A massive rat weighting six ponds with a 12-inch tail has been caught in Fuzhou, a city on China’s south coast.
The rat was caught by a Mr Xian, who apparently saw a large crowd of people surrounding the monster in the street. He told local newspapers he thought it might be a valuable specimen, so mustered up the courage and grabbed it by the scruff of its neck.
Mr Xian then shouted “I did it, I caught a rat the size of a cat”. Mr Xian is believed to still be in possession of the animal, after stuffing into a bag and departing the scene.
Local forestry unit has identified the creature as a bamboo rat, but would like to examine the rat more closely before making a final identification.
The bamboo rats is (unsurprisingly) a species of rodent.
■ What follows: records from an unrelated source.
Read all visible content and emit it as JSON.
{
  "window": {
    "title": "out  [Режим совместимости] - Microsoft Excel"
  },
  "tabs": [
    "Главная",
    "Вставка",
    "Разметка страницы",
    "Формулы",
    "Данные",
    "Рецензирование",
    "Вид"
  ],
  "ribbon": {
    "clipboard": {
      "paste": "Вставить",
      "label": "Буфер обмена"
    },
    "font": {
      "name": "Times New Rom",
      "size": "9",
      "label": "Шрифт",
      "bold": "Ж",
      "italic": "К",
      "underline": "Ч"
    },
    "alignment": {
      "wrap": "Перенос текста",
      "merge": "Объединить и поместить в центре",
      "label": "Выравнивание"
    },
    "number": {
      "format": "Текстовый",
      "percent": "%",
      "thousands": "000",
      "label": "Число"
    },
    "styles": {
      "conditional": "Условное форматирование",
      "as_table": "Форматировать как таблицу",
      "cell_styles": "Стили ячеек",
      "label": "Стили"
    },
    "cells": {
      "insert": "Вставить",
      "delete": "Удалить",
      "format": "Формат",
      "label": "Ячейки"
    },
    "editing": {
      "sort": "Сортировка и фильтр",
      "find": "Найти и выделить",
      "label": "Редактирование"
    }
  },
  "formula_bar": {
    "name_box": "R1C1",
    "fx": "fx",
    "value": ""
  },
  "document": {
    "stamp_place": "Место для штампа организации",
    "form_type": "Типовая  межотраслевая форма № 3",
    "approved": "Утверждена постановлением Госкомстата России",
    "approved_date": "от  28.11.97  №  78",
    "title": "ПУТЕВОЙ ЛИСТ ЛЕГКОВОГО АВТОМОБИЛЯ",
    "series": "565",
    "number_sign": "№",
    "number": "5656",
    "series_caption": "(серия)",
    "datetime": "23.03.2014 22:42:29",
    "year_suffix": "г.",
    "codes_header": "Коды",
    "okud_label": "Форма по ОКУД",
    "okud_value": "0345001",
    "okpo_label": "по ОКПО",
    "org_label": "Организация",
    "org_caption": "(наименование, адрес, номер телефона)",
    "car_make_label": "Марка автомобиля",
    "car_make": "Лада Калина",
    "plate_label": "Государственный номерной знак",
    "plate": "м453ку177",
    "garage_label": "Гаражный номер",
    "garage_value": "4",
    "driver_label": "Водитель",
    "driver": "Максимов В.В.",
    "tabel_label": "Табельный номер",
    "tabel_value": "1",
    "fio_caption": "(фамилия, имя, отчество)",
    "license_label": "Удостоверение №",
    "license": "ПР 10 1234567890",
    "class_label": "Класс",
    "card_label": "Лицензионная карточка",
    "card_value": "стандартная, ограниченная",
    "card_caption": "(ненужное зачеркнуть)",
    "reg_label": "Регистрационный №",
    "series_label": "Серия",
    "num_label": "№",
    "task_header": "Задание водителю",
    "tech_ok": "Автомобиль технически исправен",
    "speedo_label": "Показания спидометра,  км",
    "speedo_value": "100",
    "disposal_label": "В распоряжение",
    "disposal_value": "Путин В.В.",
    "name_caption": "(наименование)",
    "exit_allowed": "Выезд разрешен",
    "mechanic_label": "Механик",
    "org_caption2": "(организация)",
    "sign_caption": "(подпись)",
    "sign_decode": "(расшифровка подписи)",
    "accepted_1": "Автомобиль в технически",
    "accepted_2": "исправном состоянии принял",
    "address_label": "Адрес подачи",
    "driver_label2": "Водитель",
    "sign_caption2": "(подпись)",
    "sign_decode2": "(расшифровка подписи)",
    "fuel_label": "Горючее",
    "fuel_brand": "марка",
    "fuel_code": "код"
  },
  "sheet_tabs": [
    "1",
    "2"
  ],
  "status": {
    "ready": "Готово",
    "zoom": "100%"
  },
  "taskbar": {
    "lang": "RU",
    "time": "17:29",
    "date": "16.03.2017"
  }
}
There are four known varieties and the Chinese bamboo rat is found across China, Burma and Vietnam, with it’s larger cousin, the Sumatra bamboo rat found in Yunnan, Indochina, Malay Peninsula and Sumatra.
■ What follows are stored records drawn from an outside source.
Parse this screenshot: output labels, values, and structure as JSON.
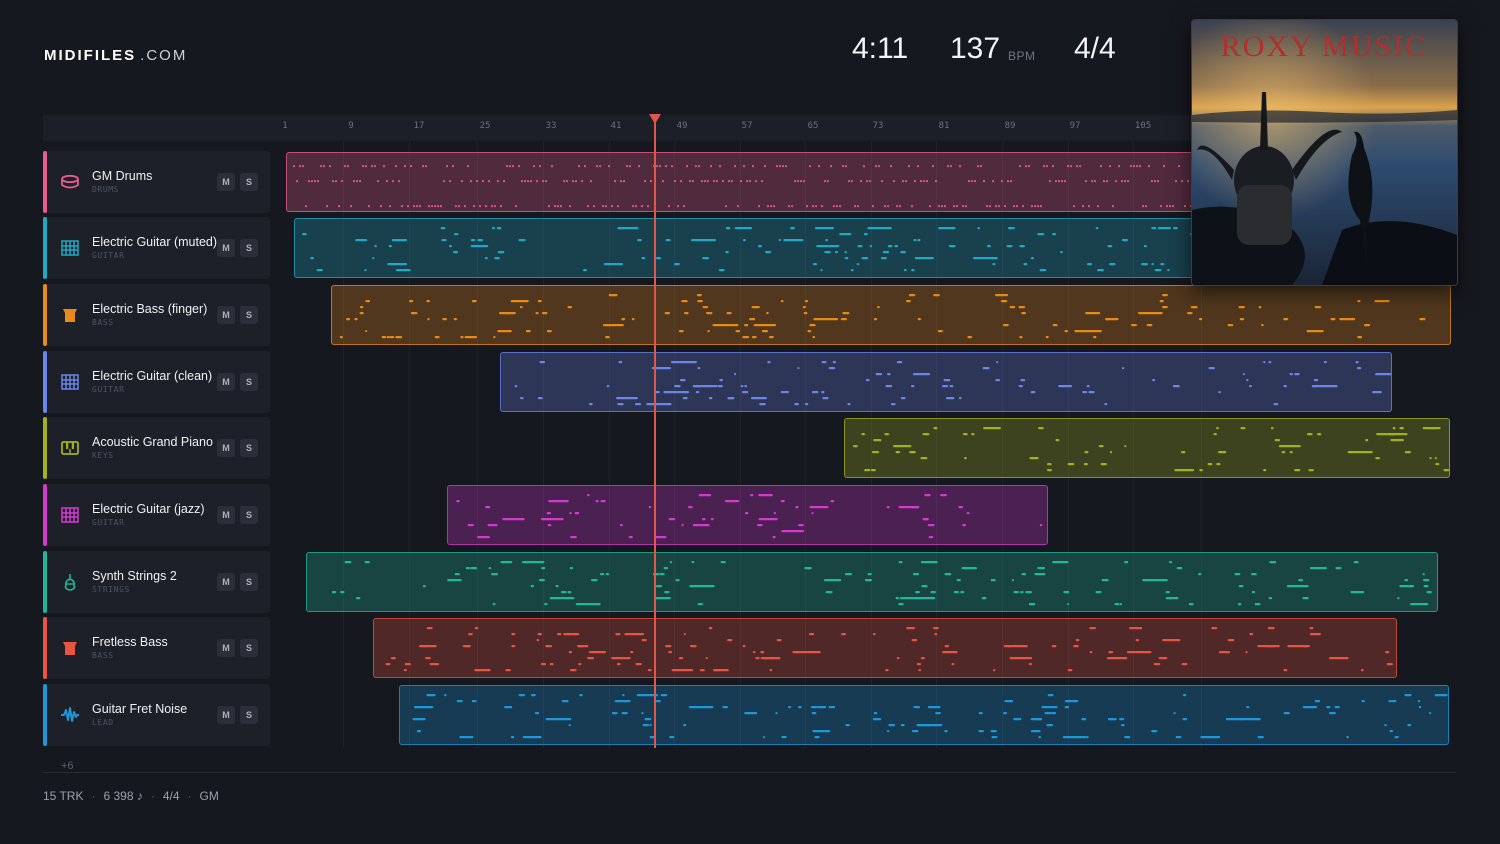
{
  "brand": {
    "name": "MIDIFILES",
    "domain": ".COM"
  },
  "transport": {
    "time": "4:11",
    "bpm": "137",
    "bpm_unit": "BPM",
    "time_signature": "4/4"
  },
  "ruler": {
    "ticks": [
      "1",
      "9",
      "17",
      "25",
      "33",
      "41",
      "49",
      "57",
      "65",
      "73",
      "81",
      "89",
      "97",
      "105"
    ]
  },
  "album": {
    "title": "ROXY MUSIC",
    "text_color": "#b0302a"
  },
  "tracks": [
    {
      "name": "GM Drums",
      "category": "DRUMS",
      "color": "#e85d8c",
      "icon": "drum-icon",
      "mute_label": "M",
      "solo_label": "S"
    },
    {
      "name": "Electric Guitar (muted)",
      "category": "GUITAR",
      "color": "#1fa9c4",
      "icon": "guitar-fretboard-icon",
      "mute_label": "M",
      "solo_label": "S"
    },
    {
      "name": "Electric Bass (finger)",
      "category": "BASS",
      "color": "#e88a1a",
      "icon": "bass-icon",
      "mute_label": "M",
      "solo_label": "S"
    },
    {
      "name": "Electric Guitar (clean)",
      "category": "GUITAR",
      "color": "#6b86e8",
      "icon": "guitar-fretboard-icon",
      "mute_label": "M",
      "solo_label": "S"
    },
    {
      "name": "Acoustic Grand Piano",
      "category": "KEYS",
      "color": "#a3b21c",
      "icon": "piano-keys-icon",
      "mute_label": "M",
      "solo_label": "S"
    },
    {
      "name": "Electric Guitar (jazz)",
      "category": "GUITAR",
      "color": "#d43ad0",
      "icon": "guitar-fretboard-icon",
      "mute_label": "M",
      "solo_label": "S"
    },
    {
      "name": "Synth Strings 2",
      "category": "STRINGS",
      "color": "#20b89a",
      "icon": "strings-icon",
      "mute_label": "M",
      "solo_label": "S"
    },
    {
      "name": "Fretless Bass",
      "category": "BASS",
      "color": "#e8543f",
      "icon": "bass-icon",
      "mute_label": "M",
      "solo_label": "S"
    },
    {
      "name": "Guitar Fret Noise",
      "category": "LEAD",
      "color": "#1e96d8",
      "icon": "waveform-icon",
      "mute_label": "M",
      "solo_label": "S"
    }
  ],
  "more_tracks": "+6",
  "footer": {
    "tracks": "15 TRK",
    "notes": "6 398 ♪",
    "time_signature": "4/4",
    "standard": "GM"
  }
}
Bamboo rats vary in size, the smallest, the Lesser Bamboo Rat is typically 15 to 25 cm long (head and body: tail length is 6–8 cm), and weighs from 500 to 750 g, the largest, the Sumatra Bamboo Rat, can reach lengths of nearly 50 cm with a 20 cm tail, and weighs up to 4 kg.
However they are all bulky, slow-moving rodents that live and forage in extensive burrow systems where they feed on the underground parts of plants. They rarely spend much time above ground.